» **WHAT TO PRODUCE**: Spot each line in the records below where the word "System" occurs, then copy it.

» **GIVEN DATA**:

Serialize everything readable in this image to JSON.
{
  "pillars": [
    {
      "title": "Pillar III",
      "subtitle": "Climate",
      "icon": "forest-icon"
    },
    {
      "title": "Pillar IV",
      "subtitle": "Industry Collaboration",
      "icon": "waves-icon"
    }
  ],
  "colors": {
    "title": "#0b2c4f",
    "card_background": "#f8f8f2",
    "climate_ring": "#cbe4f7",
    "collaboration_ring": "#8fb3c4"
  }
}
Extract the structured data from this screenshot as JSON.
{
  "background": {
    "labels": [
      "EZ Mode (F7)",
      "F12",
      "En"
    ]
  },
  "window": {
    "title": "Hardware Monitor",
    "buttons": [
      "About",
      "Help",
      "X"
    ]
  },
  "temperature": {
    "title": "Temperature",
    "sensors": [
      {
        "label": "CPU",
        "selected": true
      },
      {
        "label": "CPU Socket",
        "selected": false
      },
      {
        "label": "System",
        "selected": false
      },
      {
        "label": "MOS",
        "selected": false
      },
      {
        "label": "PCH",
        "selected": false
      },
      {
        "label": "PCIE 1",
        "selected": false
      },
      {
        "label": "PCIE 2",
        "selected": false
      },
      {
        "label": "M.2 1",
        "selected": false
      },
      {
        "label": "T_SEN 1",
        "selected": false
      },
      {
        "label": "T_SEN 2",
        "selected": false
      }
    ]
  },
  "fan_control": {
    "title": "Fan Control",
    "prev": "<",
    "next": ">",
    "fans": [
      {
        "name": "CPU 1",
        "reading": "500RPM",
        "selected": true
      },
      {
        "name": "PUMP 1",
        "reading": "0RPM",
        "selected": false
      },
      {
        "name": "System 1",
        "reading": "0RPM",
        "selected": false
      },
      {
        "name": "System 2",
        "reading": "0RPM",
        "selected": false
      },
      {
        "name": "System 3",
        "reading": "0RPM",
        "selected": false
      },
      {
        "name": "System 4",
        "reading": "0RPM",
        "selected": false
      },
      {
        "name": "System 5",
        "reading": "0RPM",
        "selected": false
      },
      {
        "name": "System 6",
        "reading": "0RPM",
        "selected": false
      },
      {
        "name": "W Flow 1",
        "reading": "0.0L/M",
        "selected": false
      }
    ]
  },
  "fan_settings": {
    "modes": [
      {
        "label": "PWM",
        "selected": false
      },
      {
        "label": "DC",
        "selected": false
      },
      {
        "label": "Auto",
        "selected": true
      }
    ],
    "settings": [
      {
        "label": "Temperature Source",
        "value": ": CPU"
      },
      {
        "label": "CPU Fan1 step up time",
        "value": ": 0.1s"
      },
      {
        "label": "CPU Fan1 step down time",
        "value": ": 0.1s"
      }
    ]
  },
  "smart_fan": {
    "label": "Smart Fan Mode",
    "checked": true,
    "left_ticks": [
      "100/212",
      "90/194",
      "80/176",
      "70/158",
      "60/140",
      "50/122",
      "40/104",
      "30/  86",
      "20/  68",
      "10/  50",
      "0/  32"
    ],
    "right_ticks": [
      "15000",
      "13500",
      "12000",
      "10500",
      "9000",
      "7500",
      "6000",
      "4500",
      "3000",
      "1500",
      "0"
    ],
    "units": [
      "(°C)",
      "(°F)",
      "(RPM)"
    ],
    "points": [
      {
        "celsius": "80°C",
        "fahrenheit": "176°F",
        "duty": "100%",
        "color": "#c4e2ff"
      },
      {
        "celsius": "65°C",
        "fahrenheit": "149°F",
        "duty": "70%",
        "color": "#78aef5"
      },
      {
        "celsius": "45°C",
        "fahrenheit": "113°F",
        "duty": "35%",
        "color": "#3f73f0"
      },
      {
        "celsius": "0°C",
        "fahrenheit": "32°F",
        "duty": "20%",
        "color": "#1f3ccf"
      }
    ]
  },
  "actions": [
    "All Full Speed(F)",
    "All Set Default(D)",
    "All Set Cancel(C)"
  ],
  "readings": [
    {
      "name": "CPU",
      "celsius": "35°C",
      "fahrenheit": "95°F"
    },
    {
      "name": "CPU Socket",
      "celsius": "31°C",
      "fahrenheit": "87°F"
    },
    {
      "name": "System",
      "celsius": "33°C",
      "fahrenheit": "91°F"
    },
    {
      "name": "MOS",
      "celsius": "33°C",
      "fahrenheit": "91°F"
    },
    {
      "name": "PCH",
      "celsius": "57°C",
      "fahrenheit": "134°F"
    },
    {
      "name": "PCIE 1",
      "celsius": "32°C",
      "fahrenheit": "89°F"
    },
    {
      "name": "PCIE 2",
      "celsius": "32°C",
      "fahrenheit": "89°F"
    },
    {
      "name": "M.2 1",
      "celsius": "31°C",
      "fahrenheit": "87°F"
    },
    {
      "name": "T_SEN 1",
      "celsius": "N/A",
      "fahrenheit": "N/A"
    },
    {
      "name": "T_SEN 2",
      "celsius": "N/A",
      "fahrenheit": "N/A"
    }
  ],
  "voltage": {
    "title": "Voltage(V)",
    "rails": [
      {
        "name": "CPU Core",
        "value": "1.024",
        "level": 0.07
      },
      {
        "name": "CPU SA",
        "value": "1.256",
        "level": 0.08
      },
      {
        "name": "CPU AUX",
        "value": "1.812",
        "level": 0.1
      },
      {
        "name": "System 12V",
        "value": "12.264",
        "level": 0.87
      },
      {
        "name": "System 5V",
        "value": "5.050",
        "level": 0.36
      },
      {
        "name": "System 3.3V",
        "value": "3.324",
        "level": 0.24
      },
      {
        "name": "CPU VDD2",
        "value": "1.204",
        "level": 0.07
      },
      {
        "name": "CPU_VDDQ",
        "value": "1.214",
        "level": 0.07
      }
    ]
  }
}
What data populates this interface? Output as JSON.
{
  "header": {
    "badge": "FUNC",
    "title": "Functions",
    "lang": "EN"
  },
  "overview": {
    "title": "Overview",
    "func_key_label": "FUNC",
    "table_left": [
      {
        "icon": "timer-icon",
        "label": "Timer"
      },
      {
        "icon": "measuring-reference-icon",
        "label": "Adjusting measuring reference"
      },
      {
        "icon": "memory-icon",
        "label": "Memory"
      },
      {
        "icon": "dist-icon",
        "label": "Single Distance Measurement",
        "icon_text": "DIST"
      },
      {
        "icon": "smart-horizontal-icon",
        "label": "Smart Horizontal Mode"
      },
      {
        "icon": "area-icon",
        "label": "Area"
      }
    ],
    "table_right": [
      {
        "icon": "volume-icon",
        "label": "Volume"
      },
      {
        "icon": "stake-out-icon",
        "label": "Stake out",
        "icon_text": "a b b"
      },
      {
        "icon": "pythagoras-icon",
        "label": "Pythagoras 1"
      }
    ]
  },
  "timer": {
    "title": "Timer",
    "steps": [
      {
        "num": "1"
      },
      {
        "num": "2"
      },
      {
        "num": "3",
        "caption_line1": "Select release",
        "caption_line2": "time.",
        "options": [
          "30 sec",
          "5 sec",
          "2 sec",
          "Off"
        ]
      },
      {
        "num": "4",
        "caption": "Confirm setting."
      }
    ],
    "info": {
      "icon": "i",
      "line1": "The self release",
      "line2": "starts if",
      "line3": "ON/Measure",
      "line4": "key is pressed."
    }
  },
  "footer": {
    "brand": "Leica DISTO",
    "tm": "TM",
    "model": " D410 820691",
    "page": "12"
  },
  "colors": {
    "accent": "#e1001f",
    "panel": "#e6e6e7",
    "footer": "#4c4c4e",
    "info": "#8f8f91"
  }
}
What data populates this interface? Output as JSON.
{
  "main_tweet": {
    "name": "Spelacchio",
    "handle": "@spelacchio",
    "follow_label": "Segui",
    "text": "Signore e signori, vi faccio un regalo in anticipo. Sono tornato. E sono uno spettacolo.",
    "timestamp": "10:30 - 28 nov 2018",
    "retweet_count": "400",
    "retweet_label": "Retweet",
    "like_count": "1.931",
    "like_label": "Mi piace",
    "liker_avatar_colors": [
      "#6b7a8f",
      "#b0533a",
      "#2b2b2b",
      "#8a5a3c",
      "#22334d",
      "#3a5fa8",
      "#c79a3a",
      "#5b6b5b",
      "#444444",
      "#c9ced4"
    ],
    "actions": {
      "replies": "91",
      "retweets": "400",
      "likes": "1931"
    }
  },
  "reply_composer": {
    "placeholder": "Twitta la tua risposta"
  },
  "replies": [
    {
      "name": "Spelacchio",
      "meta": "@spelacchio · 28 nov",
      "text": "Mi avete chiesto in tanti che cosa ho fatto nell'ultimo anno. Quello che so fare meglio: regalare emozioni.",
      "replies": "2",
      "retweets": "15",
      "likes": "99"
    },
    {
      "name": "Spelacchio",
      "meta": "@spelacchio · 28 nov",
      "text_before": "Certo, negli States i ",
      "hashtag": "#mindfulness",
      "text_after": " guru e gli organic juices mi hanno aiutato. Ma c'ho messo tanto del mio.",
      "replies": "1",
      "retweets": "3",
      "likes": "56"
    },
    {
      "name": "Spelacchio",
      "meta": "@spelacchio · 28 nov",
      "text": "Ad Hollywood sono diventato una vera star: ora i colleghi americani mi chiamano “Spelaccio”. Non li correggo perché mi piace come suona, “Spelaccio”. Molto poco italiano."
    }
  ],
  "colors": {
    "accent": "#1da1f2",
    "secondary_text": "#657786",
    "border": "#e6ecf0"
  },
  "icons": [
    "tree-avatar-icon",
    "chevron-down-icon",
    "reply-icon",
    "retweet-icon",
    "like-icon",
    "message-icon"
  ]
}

» **EXERCISE SOLUTION**:
        "label": "System",
        "name": "System 1",
        "name": "System 2",
        "name": "System 3",
        "name": "System 4",
        "name": "System 5",
        "name": "System 6",
      "name": "System",
        "name": "System 12V",
        "name": "System 5V",
        "name": "System 3.3V",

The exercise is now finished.